Provided material:
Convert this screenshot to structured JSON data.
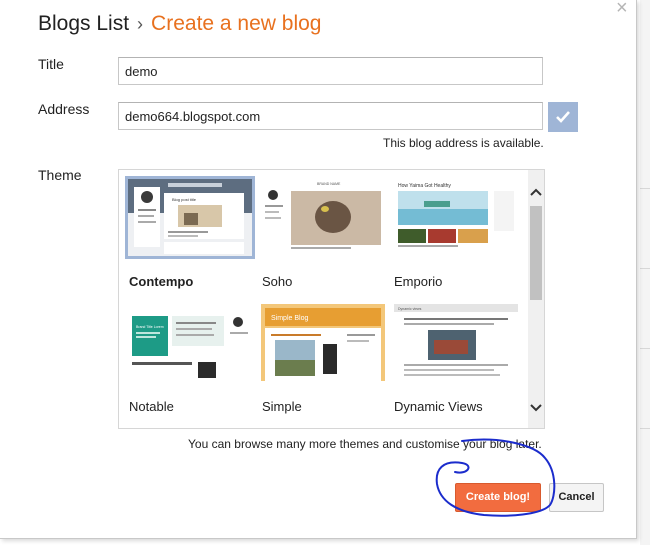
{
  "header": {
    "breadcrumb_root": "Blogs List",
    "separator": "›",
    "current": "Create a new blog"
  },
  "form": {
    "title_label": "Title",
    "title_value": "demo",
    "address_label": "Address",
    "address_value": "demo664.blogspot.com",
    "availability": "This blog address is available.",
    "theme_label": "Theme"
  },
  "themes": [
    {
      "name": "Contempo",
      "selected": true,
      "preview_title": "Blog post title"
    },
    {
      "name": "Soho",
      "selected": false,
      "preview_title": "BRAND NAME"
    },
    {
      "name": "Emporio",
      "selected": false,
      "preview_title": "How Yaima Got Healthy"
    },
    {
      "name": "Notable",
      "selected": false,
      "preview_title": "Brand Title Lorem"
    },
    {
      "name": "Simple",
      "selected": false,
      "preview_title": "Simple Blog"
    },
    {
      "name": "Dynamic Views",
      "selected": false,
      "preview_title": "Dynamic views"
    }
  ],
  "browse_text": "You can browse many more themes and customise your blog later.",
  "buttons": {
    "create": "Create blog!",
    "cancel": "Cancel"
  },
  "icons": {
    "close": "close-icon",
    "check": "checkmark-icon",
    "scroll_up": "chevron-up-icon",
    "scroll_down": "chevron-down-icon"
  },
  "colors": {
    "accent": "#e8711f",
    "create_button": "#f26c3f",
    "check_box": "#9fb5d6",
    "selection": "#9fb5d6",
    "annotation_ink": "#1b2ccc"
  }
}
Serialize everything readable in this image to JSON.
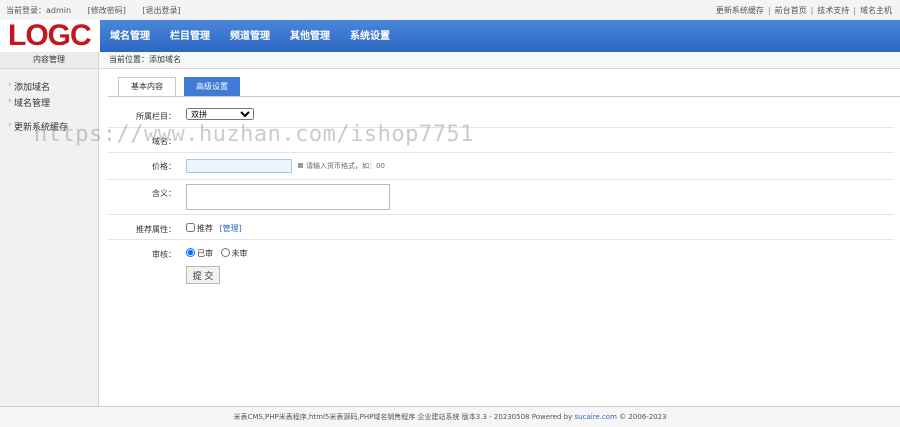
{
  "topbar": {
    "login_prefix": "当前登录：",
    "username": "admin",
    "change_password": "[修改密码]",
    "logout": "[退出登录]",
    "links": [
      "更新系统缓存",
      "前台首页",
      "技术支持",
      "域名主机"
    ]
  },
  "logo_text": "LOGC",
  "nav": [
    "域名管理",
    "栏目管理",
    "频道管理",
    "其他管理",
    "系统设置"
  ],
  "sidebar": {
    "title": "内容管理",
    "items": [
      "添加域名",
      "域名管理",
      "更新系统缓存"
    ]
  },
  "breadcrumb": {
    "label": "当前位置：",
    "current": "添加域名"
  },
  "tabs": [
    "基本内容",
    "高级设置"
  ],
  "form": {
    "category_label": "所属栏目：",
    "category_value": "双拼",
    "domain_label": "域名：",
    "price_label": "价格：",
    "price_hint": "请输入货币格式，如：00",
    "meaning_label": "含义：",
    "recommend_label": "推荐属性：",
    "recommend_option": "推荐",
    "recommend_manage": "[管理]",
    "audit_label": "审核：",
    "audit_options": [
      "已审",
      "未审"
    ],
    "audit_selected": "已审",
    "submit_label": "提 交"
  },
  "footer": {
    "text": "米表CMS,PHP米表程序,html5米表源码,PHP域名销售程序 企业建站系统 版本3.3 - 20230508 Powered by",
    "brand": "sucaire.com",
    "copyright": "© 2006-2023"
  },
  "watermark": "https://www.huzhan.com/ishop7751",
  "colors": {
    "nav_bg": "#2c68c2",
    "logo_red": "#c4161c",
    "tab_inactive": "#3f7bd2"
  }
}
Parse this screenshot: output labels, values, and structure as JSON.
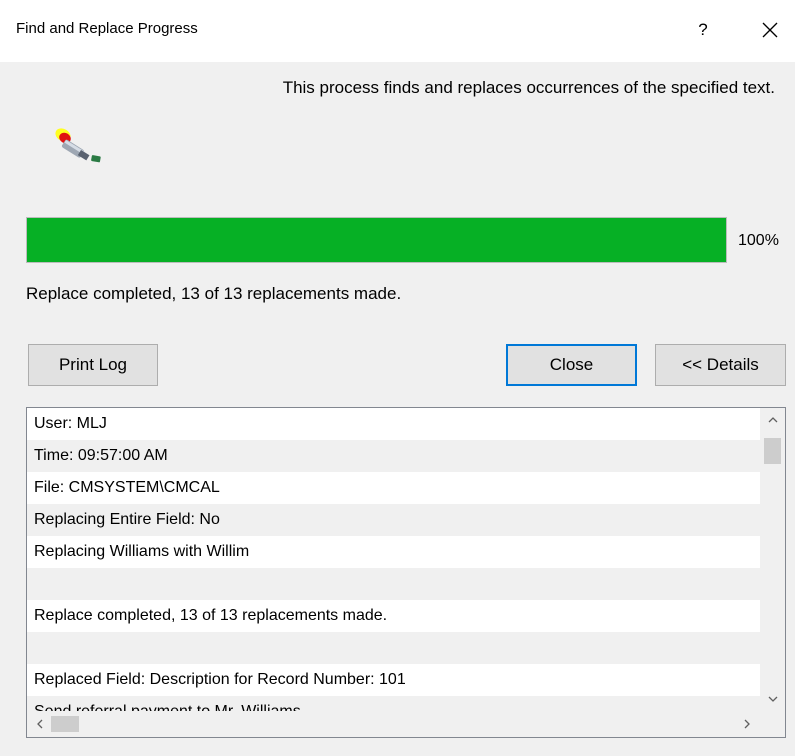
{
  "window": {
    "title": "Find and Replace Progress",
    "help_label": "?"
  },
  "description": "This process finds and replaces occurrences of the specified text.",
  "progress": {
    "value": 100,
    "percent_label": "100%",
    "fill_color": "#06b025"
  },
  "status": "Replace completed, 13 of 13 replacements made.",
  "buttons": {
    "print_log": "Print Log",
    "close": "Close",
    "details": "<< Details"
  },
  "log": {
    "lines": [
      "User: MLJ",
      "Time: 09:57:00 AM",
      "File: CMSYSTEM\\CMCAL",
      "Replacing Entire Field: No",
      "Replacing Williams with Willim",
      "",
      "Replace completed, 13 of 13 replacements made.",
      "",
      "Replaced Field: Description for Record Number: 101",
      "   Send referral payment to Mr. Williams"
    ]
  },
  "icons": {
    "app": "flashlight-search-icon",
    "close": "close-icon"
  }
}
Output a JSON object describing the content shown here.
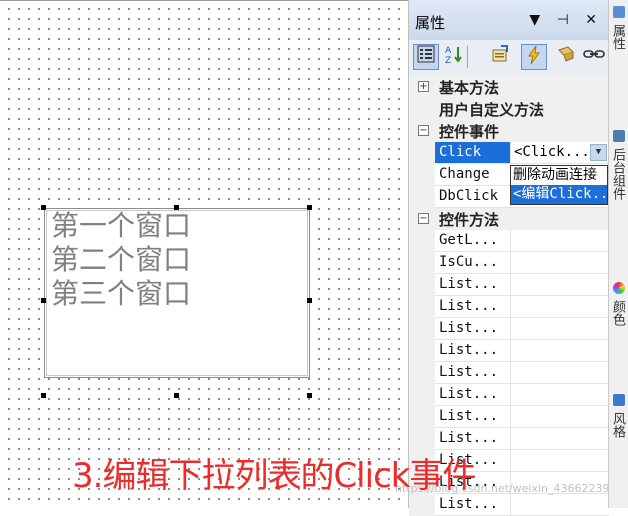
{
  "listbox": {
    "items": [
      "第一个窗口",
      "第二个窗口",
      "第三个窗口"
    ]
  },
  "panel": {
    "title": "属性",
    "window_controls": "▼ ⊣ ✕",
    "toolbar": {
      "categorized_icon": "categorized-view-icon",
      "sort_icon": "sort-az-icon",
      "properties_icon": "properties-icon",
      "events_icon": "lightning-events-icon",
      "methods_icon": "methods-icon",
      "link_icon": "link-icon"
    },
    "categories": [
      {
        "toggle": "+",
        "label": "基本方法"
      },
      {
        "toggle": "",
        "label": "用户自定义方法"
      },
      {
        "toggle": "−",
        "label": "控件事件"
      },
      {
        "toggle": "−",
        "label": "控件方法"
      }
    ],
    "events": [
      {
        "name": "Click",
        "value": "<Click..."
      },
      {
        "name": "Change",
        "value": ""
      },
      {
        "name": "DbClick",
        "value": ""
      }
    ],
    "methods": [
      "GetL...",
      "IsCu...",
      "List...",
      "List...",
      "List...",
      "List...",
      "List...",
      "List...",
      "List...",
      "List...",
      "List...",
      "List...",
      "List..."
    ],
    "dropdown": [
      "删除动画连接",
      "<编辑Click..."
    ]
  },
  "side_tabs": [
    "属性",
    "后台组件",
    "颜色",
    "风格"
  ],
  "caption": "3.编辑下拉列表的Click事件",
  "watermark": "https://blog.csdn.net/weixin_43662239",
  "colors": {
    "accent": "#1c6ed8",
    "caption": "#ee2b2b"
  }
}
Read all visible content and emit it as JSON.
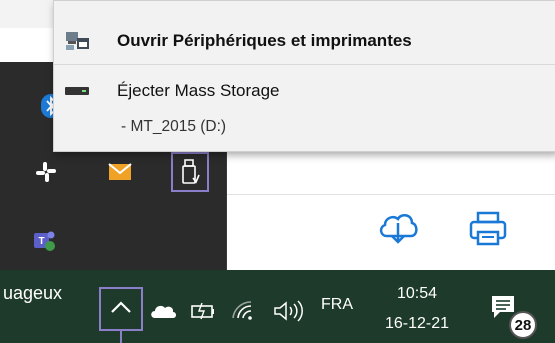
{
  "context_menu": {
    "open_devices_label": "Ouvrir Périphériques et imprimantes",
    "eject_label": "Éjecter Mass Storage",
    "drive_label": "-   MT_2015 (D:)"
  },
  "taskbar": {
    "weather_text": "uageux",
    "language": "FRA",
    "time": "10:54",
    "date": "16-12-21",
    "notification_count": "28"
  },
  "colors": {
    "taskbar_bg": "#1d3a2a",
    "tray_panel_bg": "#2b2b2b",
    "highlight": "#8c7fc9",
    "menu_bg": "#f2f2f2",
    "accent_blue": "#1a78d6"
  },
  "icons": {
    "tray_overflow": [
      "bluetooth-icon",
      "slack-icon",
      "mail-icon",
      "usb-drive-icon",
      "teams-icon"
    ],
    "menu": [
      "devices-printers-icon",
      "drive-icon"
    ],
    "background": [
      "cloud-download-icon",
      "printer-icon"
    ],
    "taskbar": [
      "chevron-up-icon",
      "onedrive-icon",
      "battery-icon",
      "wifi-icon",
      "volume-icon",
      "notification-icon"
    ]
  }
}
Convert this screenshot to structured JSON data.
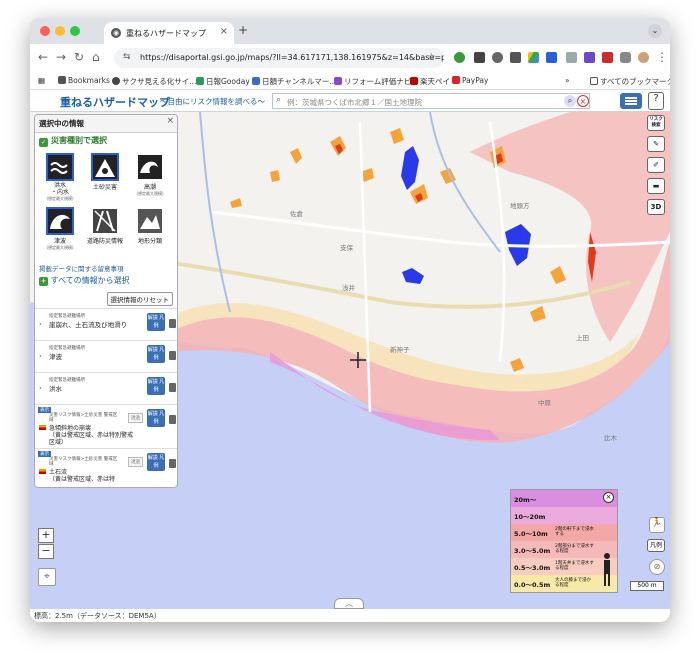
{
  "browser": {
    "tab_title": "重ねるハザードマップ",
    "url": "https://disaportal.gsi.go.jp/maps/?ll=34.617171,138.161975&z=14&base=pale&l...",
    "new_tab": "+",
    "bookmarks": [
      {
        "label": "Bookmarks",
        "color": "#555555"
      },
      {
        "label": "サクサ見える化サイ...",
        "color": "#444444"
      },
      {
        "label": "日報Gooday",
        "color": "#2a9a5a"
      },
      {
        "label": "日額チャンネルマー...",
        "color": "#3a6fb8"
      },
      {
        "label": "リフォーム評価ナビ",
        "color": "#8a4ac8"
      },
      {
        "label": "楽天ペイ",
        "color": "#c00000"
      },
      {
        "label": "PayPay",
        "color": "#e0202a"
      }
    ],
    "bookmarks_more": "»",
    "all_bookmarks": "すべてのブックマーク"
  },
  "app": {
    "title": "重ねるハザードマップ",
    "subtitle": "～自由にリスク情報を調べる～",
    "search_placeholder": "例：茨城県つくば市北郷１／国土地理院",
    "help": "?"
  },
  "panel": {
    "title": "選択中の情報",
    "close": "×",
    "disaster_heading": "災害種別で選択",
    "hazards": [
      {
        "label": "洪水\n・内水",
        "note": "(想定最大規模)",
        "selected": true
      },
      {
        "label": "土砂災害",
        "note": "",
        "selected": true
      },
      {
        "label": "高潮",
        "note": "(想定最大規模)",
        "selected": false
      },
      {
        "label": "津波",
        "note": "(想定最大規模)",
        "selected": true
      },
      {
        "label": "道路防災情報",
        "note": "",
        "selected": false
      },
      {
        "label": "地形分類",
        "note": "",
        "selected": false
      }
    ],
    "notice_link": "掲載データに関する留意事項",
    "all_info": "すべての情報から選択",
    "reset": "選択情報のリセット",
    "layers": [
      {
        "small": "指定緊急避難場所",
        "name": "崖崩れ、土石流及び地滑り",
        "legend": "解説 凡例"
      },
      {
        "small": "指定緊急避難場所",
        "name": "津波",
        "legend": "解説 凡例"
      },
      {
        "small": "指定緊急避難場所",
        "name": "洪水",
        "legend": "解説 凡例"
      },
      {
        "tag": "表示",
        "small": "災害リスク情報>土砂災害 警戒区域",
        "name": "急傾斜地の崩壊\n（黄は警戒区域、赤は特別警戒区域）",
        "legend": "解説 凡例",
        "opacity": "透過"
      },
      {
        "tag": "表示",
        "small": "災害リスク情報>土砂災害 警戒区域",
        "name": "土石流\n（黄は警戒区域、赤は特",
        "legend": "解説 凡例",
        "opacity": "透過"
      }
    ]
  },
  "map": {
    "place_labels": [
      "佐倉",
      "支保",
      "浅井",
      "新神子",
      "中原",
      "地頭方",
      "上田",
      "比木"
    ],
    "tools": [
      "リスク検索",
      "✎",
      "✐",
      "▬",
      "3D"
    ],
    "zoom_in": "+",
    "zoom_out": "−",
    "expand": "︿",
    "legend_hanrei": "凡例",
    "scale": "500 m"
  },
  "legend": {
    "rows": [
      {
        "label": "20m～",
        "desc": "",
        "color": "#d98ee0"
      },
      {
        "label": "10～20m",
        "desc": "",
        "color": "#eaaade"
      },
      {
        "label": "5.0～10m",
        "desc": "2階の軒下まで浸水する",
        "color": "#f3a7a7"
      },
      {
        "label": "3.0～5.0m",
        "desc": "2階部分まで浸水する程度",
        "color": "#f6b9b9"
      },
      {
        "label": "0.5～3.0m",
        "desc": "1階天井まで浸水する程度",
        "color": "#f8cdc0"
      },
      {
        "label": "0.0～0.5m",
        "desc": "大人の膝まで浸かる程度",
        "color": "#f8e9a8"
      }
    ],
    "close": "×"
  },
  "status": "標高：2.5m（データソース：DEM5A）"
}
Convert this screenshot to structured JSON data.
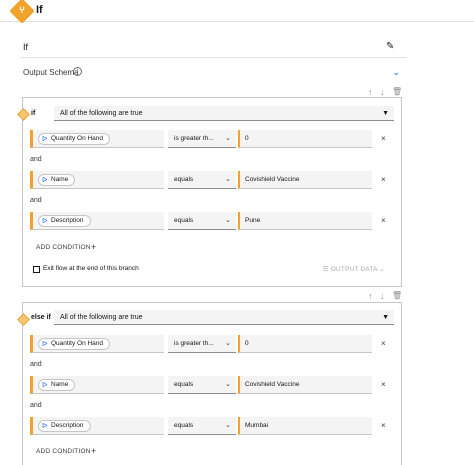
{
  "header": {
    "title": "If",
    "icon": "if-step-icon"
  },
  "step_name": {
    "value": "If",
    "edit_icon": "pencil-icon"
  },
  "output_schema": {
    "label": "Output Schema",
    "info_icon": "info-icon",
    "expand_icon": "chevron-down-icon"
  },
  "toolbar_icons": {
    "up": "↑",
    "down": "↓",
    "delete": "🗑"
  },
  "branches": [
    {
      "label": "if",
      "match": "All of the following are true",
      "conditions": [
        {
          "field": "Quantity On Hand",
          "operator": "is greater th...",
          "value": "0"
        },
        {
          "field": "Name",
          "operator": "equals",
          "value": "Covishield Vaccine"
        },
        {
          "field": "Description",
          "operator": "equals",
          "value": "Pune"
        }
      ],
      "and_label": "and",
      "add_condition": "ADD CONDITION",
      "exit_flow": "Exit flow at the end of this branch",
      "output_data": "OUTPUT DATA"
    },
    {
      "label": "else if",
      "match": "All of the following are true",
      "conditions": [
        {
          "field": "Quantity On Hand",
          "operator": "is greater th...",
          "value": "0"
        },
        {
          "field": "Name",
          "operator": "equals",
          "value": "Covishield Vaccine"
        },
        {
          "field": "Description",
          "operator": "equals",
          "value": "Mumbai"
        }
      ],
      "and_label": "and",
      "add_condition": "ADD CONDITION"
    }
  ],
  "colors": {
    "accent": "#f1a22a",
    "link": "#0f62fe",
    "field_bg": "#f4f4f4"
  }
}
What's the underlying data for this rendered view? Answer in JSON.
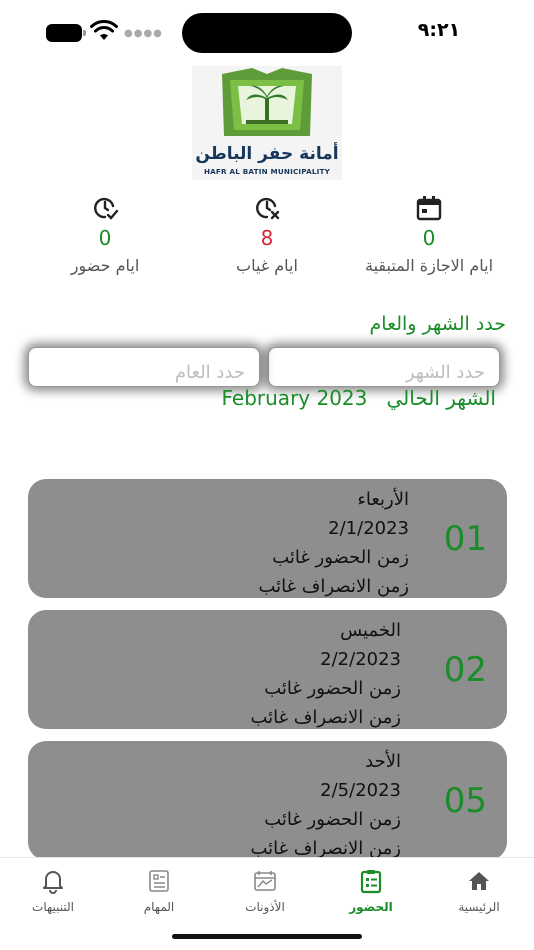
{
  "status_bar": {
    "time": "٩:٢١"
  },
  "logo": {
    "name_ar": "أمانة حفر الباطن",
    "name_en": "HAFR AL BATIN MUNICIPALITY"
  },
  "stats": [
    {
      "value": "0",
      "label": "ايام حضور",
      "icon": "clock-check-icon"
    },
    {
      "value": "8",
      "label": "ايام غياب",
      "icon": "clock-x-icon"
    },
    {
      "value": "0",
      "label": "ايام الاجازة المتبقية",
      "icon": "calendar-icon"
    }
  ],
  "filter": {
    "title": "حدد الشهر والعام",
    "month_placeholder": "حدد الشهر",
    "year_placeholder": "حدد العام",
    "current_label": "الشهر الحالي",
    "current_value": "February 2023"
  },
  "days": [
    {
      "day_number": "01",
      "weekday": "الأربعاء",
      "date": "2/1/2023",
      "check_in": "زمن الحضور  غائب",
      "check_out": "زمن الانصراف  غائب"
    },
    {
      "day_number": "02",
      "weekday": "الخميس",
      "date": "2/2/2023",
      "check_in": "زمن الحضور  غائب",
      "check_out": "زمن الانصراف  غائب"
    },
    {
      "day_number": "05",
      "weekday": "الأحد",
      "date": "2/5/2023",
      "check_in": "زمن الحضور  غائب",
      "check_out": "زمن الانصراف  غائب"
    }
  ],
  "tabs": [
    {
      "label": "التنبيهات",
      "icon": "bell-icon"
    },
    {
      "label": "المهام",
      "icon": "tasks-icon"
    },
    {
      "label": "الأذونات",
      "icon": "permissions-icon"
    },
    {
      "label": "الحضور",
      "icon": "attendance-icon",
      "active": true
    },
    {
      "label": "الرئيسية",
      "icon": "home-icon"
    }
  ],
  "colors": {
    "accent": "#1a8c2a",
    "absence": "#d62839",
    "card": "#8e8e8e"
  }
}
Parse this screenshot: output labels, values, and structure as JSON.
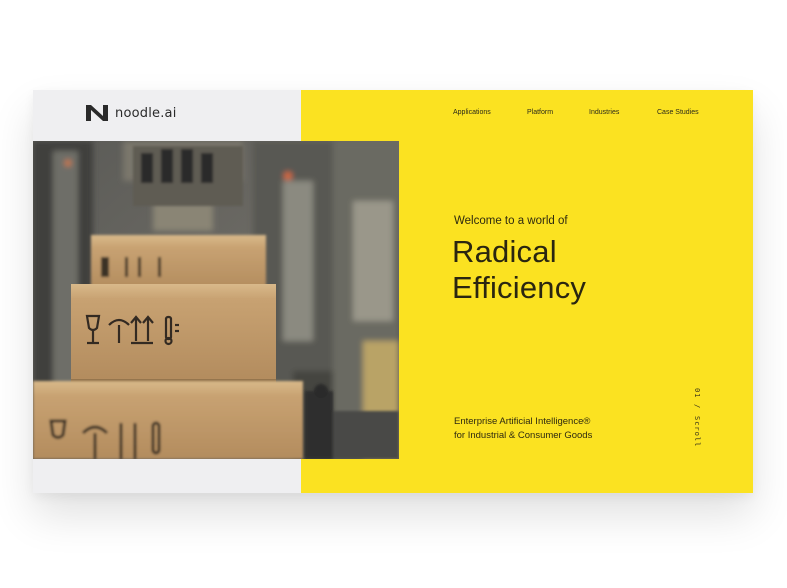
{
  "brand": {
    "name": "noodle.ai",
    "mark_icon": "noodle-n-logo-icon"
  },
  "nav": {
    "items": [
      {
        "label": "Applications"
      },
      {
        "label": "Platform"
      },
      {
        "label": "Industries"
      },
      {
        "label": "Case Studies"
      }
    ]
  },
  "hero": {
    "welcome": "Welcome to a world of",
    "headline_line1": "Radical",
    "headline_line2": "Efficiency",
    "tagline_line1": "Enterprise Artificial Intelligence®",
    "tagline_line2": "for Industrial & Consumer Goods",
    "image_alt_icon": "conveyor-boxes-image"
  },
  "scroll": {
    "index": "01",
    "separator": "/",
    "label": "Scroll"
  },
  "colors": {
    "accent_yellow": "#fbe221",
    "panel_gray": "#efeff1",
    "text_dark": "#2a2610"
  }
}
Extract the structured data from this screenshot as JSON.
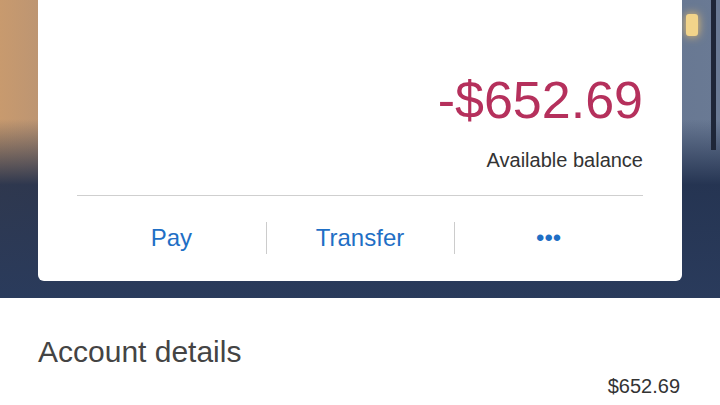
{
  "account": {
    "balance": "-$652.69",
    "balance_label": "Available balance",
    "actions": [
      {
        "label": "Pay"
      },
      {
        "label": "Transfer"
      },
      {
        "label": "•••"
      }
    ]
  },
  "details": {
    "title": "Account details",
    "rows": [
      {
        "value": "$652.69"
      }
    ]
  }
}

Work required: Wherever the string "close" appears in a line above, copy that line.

Task answer:
    "close": "close-icon",
    "close": "Close",
    "close": "close-icon"
    "close": "×",
    "close": "×"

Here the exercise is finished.